I would humbly pile on to what Mr. Greenberger says by suggesting that DC’s continued careless and perhaps even deliberate inattention to storytelling detail is poised to have a negative reader backlash.

Look at the Star Trek franchise and the current state it finds itself. Sure Star Trek is 40 years old but the DCU starting with Superman is pushing 70 years.

As a long time Star Trek fan (but not a “trekie”, I just dug the shows but never wore the ears or drank the Romulan Ale) I watched with dismay as the shows not just repeated the same formula over and over and over again but with the movies in particular, the Trek creators would seemingly just put SOMETHING/ANYTHING out knowing that they had a built-in fanbase and the fans would come….until they (or enough of them) stopped coming.

I see that same inattention to detail and arrogant disregard of the fans/customers at DC. This does not make for good storytelling. It’s not so much the lack of story continuity that is hurting DC (although I for one am tired of trying to figure out what stories “count” as well as the constant retro-conning) as is DC’s total lack of concern that the only thing constant in the DCU is inconsistency.

As with Star Trek, the Super Hero comic book genre (DC and Marvel) is bleeding by a thousand self-inflicted cuts. Lack of story continuity has led to degraded long-term storytelling quality.

With Star Trek this had the result of turning off and driving away potential new fans/viewers while old die hard fans either dwindled in number or they just plain turned off and tuned out.

Bottom line: Continuity should be storytelling Job One in comics or otherwise let’s just stop bothering to number each comic and every issue can be #1.

Yeah I know, I was off to the races with this rant but thanks for listening anyway.

FanBoyWonder

-- Posted by: FanBoyWonder at June 3, 2007 10:43 PM

I would suggest that DC is in the process of turning the machinery around to ensure that continuity DOES count. Keep in mind that for the years leading up to Infinite Crisis, Continuity was considered to be out of vogue as writers were given star treatment (with editors who were complicit in ignoring continuity) in order to allow writers to write continuity bending stories thanks to their oft stated lack of interest (and in Superman's case, Chuck Austen's outright disdain) in characters to which they'd been assigned. So, yes, continuity was especially messy at the end their for the sake of short term jumps in sales.

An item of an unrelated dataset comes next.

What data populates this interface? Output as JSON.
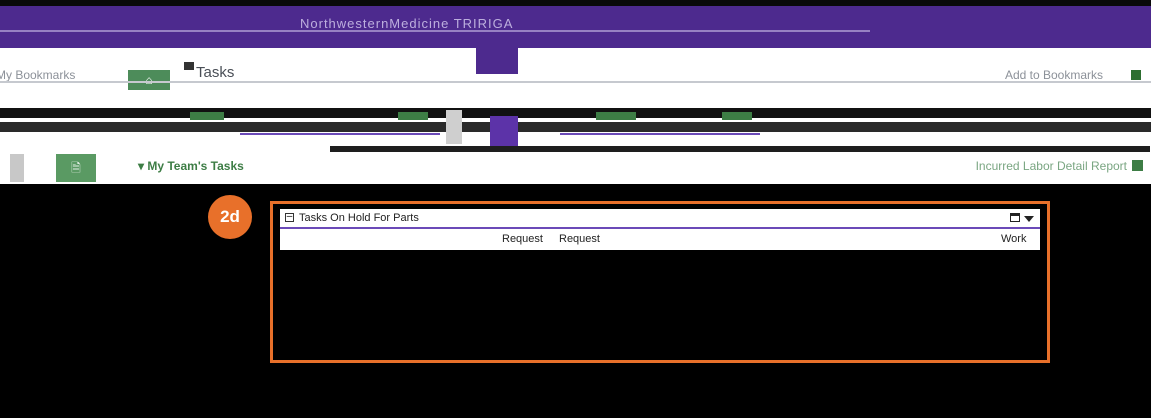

Right now DC seems very interested in some form of continuity, but spent some of the last year getting their editorial teams working to that mindset. It does seem that the OYL/ 52 narrative hump may have caused some difficulty in informing many writers and editors as to what constituted continuity, and, man... can you blame folks at the company for being a bit baffled? However, the past several months have pointed toward a more coherent universe once again.

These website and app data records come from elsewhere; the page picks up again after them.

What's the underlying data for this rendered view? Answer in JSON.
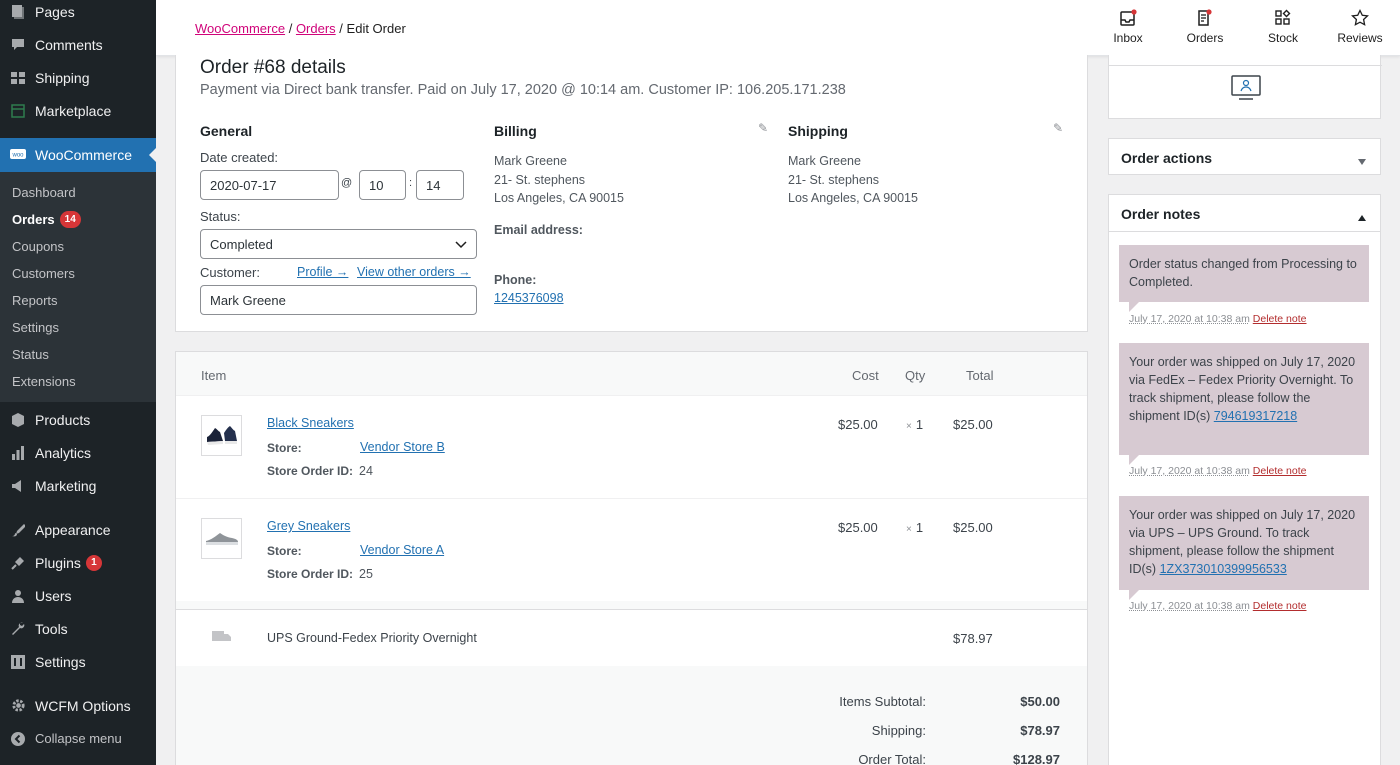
{
  "sidebar": {
    "items_top": [
      {
        "label": "Pages",
        "icon": "pages-icon"
      },
      {
        "label": "Comments",
        "icon": "comments-icon"
      },
      {
        "label": "Shipping",
        "icon": "shipping-icon"
      },
      {
        "label": "Marketplace",
        "icon": "marketplace-icon"
      }
    ],
    "active": {
      "label": "WooCommerce",
      "icon": "woocommerce-icon"
    },
    "submenu": [
      {
        "label": "Dashboard"
      },
      {
        "label": "Orders",
        "badge": "14"
      },
      {
        "label": "Coupons"
      },
      {
        "label": "Customers"
      },
      {
        "label": "Reports"
      },
      {
        "label": "Settings"
      },
      {
        "label": "Status"
      },
      {
        "label": "Extensions"
      }
    ],
    "items_bottom": [
      {
        "label": "Products",
        "icon": "products-icon"
      },
      {
        "label": "Analytics",
        "icon": "analytics-icon"
      },
      {
        "label": "Marketing",
        "icon": "marketing-icon"
      },
      {
        "label": "Appearance",
        "icon": "appearance-icon"
      },
      {
        "label": "Plugins",
        "icon": "plugins-icon",
        "badge": "1"
      },
      {
        "label": "Users",
        "icon": "users-icon"
      },
      {
        "label": "Tools",
        "icon": "tools-icon"
      },
      {
        "label": "Settings",
        "icon": "settings-icon"
      },
      {
        "label": "WCFM Options",
        "icon": "wcfm-icon"
      },
      {
        "label": "Collapse menu",
        "icon": "collapse-icon"
      }
    ]
  },
  "topbar": {
    "breadcrumb": {
      "root": "WooCommerce",
      "sep1": "/",
      "orders": "Orders",
      "sep2": "/",
      "current": "Edit Order"
    },
    "actions": {
      "inbox": "Inbox",
      "orders": "Orders",
      "stock": "Stock",
      "reviews": "Reviews"
    }
  },
  "order": {
    "title": "Order #68 details",
    "subtitle": "Payment via Direct bank transfer. Paid on July 17, 2020 @ 10:14 am. Customer IP: 106.205.171.238",
    "general": {
      "heading": "General",
      "date_label": "Date created:",
      "date": "2020-07-17",
      "at": "@",
      "hour": "10",
      "colon": ":",
      "minute": "14",
      "status_label": "Status:",
      "status": "Completed",
      "customer_label": "Customer:",
      "profile_link": "Profile →",
      "other_orders_link": "View other orders →",
      "customer": "Mark Greene"
    },
    "billing": {
      "heading": "Billing",
      "name": "Mark Greene",
      "street": "21- St. stephens",
      "city": "Los Angeles, CA 90015",
      "email_label": "Email address:",
      "phone_label": "Phone:",
      "phone": "1245376098"
    },
    "shipping": {
      "heading": "Shipping",
      "name": "Mark Greene",
      "street": "21- St. stephens",
      "city": "Los Angeles, CA 90015"
    }
  },
  "items": {
    "headers": {
      "item": "Item",
      "cost": "Cost",
      "qty": "Qty",
      "total": "Total"
    },
    "rows": [
      {
        "name": "Black Sneakers",
        "store_label": "Store:",
        "store": "Vendor Store B",
        "store_order_label": "Store Order ID:",
        "store_order_id": "24",
        "cost": "$25.00",
        "qty_x": "×",
        "qty": "1",
        "total": "$25.00"
      },
      {
        "name": "Grey Sneakers",
        "store_label": "Store:",
        "store": "Vendor Store A",
        "store_order_label": "Store Order ID:",
        "store_order_id": "25",
        "cost": "$25.00",
        "qty_x": "×",
        "qty": "1",
        "total": "$25.00"
      }
    ],
    "shipping_row": {
      "name": "UPS Ground-Fedex Priority Overnight",
      "total": "$78.97"
    },
    "totals": {
      "subtotal_label": "Items Subtotal:",
      "subtotal": "$50.00",
      "shipping_label": "Shipping:",
      "shipping": "$78.97",
      "order_total_label": "Order Total:",
      "order_total": "$128.97"
    }
  },
  "side": {
    "order_actions": "Order actions",
    "order_notes": "Order notes",
    "notes": [
      {
        "text": "Order status changed from Processing to Completed.",
        "date": "July 17, 2020 at 10:38 am",
        "delete": "Delete note"
      },
      {
        "text": "Your order was shipped on July 17, 2020 via FedEx – Fedex Priority Overnight. To track shipment, please follow the shipment ID(s) ",
        "link": "794619317218",
        "date": "July 17, 2020 at 10:38 am",
        "delete": "Delete note"
      },
      {
        "text": "Your order was shipped on July 17, 2020 via UPS – UPS Ground. To track shipment, please follow the shipment ID(s) ",
        "link": "1ZX373010399956533",
        "date": "July 17, 2020 at 10:38 am",
        "delete": "Delete note"
      }
    ]
  },
  "colors": {
    "accent": "#2271b1",
    "sidebar_bg": "#1d2327",
    "note_bg": "#d7cad2",
    "badge": "#d63638",
    "breadcrumb_link": "#d0047a"
  }
}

I was in grade school when COIE occurred, but was well aware of the series. In some ways, I suppose had I picked up the Hawkworld series I might have understood this was a Hawkman, Year One sort of series (I've still never read it). I just don't think anyone at DC thought the universe would be allowed to become so messy over the next twenty years when they made changes such as Hawkworld. I would also point to Legends and the re-launch of Wonder Woman as huge question marks for continuity questions.

Absolutely DC and Marvel would do well to keep a researcher or two on hand. I know that as a reader I feel tremendous frustration when continuity gaps occur within anything approximating a calendar year. (Killing a character and then bringing them back in another title with no explanation is simply sloppy).

Keep an eye on the Superman titles, JLA, JSA and Countdown. I think DC is spelling out continuity in those books. That said, I was pretty pleased with Johns' reconciliation of the many versions of Hawkman, and I guess DC was, too.

Perhaps I'm giving Didio too much credit, but it seems he grasps the necessity for continuity, perhaps due to a background in television and the consistency that casual reviewers of programs rely on in order to understand a program.

At any rate, thanks for reading and commenting. I'm hoping you stick with us and keep up the chat.

-- Posted by: ryan at June 3, 2007 11:26 PM